In this novel, Robert Crais's long-time series protagonist, Elvis Cole, teams up with Scott James and his K-9 partner, Maggie, who were first introduced in Suspect. A woman named Meryl Lawrence hires Elvis, swearing him to unusually tight secrecy. She says she's worried about a woman named Amy Breslyn, who's missing from the firm where they both work and which produces classified explosive materials for the government. $460,000 dollars is also missing from Breslyn's department.
Breslyn's son, Jacob, a journalist, was recently killed by terrorists in Nigeria, and naturally, Breslin was devastated. Lawrence worries that Breslyn has fallen under the spell of a man named Charles who may have convinced Breslyn to steal the money. Lawrence wants to find Breslyn and get the money returned quietly, before Breslyn is caught by the authorities.
Lawrence can offer only one lead to help Cole get started. She gives him the address of a house in L.A.'s Echo Park. Jacob Breslyn's best friend lives or lived there recently, and the friend may be able to point Cole in the direction of Jacob's mother. But when Elvis arrives at the house, all hell breaks loose. Foul deeds are being consummated inside and the cops, including Scott James and Maggie, are arriving in force. Elvis finds himself in the middle of the chaos and catches a look at a suspect fleeing the scene.
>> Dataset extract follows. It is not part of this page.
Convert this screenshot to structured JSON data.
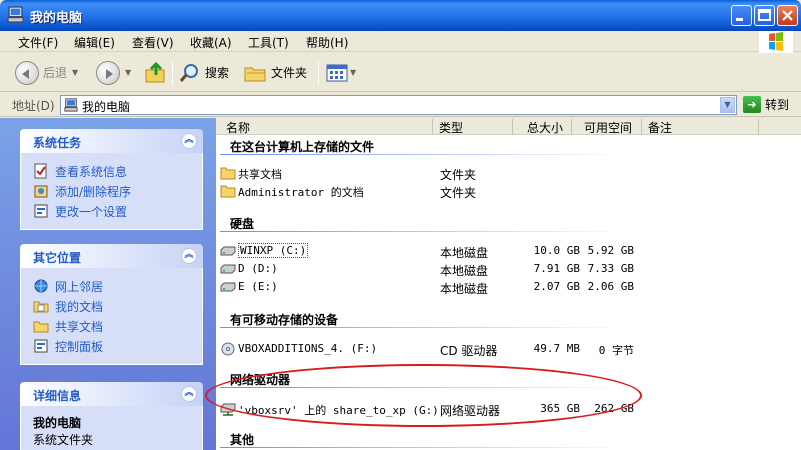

From that point on, the book takes off like a rocket, and Elvis soon finds himself in the middle of a very dark conspiracy. The cops are all over him, but he is determined to protect his client and refuses to tell them what he knows. He effectively winds up running an investigation parallel to that of the authorities, and Scott James and his faithful K-9 companion wind up with a foot and a couple of paws in each camp.
It's a fun read, and you just have to surrender yourself to the ride and not stop to think too closely about what is actually going on. If I have any quibble with the book, it lies in the fact that the character of Elvis Cole is becoming increasingly divorced from reality. In the early novels in this series, he was a wise-cracking P.I. who investigated fairly normal cases and solved them in a reasonably rational way. Occasionally he needed a bit of extra muscle and so called on his mostly silent partner, Joe Pike. But the books were sufficiently anchored in the Real World that they did not overly strain credulity.
That's pretty much out the window now. While Cole remains a reasonably normal human being, at the drop of a hat he seems to be able to summon people to help who have powers beyond those of mere mortals. In this case, Pike is along for the ride, but Cole depends more on another ex-military guy named Jon Stone. Stone has contacts and technical skills far beyond those, apparently, of the LAPD, Homeland Security and other such organizations. At the drop of a hat, Cole can dial the phone and find someone who can instantly give him info that the cops and the Feds can't seem to find. After a while, if you pause to take a breath, you wind up shaking your head at the audacity of it all.
As I said, it was a fun read, but part of the fun was lost because of the increasingly implausibility of the action as the story went on. 3.5 stars for me, rounded up to 4.